▶ _TASK REQUIREMENTS_
Collect every line below that contains the word "value".

-------------------------

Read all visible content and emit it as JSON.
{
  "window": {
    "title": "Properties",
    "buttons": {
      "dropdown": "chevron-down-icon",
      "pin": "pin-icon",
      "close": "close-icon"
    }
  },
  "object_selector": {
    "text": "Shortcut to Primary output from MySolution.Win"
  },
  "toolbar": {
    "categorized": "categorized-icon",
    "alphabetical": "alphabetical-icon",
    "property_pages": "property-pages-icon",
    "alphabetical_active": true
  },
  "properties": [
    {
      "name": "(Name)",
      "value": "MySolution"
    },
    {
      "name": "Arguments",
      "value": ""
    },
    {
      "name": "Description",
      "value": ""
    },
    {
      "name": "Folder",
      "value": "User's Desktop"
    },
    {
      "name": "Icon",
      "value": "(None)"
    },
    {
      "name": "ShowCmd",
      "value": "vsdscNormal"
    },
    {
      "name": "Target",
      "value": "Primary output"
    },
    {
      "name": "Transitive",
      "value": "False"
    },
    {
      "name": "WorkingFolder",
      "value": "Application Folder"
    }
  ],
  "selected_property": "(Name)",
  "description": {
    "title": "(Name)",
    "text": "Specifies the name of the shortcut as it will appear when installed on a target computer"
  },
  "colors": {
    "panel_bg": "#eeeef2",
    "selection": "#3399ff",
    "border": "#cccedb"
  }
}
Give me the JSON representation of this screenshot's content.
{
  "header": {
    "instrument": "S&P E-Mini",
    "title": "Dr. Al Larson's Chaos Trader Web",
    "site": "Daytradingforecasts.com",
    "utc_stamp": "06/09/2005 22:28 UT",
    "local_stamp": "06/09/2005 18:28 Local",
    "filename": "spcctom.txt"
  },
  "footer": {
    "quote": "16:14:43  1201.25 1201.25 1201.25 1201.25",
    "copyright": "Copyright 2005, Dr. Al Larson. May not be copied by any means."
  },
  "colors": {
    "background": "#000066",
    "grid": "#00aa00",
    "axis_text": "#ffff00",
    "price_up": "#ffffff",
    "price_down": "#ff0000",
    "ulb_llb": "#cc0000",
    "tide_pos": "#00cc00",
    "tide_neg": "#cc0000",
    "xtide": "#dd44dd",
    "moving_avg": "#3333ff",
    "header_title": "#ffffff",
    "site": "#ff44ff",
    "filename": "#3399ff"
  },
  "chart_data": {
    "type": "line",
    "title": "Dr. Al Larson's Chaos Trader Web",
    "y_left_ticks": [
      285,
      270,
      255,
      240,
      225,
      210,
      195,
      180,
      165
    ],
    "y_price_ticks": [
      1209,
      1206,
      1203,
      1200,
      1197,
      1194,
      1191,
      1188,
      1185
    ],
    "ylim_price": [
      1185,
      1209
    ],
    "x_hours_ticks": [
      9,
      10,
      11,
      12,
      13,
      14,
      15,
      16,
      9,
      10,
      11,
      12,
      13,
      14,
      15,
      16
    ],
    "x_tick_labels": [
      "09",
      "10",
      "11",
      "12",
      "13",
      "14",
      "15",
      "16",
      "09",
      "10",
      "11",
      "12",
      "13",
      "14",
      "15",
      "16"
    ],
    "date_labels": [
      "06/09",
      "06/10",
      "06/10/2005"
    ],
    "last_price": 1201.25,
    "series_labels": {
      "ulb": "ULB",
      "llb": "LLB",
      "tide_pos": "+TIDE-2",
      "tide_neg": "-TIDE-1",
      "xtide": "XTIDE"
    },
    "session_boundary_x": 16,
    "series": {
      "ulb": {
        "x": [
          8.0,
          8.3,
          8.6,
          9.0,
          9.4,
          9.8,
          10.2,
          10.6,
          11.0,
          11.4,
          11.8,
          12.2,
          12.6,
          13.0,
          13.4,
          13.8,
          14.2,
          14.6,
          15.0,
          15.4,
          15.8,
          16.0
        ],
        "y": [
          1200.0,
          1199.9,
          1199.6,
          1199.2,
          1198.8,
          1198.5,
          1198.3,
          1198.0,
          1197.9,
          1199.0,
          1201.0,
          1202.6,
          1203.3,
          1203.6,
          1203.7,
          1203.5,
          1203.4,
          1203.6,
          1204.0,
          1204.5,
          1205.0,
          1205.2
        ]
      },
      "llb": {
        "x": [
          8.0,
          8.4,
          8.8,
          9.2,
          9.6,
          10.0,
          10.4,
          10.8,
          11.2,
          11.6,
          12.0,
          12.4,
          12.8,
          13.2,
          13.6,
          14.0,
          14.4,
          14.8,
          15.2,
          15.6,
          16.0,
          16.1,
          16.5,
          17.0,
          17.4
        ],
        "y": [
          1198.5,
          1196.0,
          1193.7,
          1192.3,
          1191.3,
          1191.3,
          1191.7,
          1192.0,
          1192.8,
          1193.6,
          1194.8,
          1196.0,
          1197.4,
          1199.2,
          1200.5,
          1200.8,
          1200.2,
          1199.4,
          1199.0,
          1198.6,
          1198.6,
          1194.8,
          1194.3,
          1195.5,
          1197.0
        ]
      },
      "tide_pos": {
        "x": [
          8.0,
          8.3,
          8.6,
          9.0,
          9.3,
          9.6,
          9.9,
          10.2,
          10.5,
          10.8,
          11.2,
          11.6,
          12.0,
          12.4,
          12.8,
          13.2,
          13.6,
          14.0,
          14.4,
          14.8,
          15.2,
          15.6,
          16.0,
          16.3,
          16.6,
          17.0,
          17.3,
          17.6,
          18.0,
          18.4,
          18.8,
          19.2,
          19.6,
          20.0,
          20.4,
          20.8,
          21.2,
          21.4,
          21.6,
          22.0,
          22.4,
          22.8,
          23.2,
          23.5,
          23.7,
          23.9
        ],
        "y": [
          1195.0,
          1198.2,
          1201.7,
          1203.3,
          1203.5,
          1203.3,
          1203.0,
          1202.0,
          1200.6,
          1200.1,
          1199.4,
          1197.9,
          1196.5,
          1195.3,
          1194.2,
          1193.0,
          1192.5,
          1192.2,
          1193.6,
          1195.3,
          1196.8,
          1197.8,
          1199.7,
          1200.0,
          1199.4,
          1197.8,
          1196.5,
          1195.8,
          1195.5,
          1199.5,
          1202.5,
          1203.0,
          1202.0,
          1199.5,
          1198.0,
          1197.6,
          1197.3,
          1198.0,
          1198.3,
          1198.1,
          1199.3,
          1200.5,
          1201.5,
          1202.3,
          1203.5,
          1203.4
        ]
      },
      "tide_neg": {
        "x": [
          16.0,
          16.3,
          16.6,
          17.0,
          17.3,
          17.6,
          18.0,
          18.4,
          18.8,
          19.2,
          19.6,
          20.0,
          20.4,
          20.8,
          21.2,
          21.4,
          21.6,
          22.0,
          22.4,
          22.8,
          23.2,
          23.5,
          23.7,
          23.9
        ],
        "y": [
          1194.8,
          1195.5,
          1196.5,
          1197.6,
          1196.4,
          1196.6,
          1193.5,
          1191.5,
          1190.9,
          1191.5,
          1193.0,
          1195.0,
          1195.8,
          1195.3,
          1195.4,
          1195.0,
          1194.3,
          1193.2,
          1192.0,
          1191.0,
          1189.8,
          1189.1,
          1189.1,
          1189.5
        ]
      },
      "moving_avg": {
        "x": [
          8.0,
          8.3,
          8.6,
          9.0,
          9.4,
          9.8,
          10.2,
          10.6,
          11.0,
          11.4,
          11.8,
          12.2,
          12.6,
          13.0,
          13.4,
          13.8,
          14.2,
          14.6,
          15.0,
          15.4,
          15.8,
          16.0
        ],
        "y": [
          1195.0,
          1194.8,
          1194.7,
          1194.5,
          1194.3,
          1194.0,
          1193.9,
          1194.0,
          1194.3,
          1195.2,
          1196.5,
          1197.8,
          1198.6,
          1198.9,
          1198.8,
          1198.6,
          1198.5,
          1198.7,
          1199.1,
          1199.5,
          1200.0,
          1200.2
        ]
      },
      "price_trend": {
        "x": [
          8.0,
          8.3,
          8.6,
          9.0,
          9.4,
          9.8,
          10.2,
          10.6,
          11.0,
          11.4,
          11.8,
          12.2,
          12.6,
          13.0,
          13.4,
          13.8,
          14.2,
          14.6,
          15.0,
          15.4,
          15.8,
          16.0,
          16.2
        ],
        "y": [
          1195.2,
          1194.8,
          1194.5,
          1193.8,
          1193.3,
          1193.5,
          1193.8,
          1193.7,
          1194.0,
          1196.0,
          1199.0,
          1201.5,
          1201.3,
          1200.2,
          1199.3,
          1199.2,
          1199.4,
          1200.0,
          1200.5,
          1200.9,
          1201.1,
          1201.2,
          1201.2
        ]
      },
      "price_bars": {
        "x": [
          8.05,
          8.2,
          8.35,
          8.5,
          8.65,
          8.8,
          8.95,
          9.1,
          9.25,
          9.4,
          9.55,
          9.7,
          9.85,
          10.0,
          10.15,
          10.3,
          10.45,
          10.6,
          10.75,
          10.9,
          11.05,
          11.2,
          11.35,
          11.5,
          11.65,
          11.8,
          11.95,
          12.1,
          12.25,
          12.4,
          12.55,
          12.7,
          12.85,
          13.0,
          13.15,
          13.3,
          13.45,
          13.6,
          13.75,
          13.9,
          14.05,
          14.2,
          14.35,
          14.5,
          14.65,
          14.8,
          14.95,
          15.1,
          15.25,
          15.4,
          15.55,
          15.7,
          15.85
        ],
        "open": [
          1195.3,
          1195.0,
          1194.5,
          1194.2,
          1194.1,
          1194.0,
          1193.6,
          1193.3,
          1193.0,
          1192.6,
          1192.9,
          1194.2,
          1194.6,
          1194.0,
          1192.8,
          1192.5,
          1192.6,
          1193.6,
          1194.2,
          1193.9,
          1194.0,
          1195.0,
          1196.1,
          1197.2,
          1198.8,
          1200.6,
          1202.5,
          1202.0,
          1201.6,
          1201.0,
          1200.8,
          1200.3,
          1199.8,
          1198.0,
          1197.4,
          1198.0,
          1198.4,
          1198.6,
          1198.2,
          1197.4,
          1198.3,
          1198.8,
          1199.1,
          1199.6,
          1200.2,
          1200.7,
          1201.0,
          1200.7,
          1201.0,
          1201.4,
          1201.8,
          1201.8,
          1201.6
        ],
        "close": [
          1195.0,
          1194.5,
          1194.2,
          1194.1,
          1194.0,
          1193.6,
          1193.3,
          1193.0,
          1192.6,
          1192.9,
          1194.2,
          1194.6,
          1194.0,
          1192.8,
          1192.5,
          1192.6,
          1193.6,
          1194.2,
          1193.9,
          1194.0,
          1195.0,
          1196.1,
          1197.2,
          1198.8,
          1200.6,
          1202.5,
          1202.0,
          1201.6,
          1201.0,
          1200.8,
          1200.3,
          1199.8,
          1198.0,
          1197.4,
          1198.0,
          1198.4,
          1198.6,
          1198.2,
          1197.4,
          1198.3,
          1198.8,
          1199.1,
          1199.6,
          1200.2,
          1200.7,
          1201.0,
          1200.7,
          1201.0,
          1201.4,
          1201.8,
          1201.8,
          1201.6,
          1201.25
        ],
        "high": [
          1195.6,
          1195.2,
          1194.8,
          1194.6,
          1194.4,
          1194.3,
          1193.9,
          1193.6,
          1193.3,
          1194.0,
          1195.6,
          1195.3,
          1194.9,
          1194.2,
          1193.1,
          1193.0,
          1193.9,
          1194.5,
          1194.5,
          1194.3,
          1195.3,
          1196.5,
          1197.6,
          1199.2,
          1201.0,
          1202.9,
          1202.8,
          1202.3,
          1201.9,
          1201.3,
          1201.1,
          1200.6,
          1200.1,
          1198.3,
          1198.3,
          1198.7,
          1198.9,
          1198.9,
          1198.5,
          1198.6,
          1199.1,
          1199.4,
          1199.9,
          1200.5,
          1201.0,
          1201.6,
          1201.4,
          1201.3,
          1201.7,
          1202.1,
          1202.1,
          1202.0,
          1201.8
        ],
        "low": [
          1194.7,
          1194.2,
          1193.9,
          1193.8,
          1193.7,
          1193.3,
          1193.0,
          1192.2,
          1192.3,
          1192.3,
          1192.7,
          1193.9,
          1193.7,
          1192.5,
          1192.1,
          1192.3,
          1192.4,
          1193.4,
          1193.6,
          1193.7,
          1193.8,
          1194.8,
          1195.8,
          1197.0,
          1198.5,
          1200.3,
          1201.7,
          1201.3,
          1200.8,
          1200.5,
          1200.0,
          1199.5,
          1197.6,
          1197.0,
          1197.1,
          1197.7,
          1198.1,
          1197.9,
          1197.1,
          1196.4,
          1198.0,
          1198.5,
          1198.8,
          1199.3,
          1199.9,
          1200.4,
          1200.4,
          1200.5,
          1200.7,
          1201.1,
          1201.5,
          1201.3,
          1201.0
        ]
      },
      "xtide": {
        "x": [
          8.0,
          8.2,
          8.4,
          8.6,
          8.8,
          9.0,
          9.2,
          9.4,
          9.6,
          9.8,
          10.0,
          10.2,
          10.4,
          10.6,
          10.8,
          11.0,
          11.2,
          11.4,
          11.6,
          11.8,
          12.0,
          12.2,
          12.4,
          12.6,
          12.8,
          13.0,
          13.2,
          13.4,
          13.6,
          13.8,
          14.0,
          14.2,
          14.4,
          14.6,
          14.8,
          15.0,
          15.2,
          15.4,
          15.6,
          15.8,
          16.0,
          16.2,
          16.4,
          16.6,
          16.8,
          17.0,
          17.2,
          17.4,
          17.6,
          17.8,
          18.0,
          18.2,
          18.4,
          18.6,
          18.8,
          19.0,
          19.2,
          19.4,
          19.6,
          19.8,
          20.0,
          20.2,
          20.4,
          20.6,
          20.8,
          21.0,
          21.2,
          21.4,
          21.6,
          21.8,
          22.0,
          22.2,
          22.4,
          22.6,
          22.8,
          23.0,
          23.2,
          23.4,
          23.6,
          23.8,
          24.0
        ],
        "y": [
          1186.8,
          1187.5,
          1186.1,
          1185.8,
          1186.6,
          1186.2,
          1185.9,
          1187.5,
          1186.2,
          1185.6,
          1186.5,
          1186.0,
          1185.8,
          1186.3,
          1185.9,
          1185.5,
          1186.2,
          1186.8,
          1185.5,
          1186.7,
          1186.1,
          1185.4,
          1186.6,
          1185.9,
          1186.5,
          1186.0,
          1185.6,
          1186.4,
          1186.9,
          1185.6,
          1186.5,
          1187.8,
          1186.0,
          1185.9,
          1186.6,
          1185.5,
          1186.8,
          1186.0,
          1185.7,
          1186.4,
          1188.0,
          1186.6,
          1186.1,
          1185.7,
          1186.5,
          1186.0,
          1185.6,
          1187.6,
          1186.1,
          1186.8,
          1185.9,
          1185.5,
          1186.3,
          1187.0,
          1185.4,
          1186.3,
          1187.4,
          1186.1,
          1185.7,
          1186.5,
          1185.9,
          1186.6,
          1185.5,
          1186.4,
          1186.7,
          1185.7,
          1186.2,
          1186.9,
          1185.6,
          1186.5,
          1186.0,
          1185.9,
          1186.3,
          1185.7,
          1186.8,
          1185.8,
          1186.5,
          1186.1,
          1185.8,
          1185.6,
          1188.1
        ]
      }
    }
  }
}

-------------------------

▶ _EXERCISE RESPONSE_
      "value": "MySolution"
      "value": ""
      "value": ""
      "value": "User's Desktop"
      "value": "(None)"
      "value": "vsdscNormal"
      "value": "Primary output"
      "value": "False"
      "value": "Application Folder"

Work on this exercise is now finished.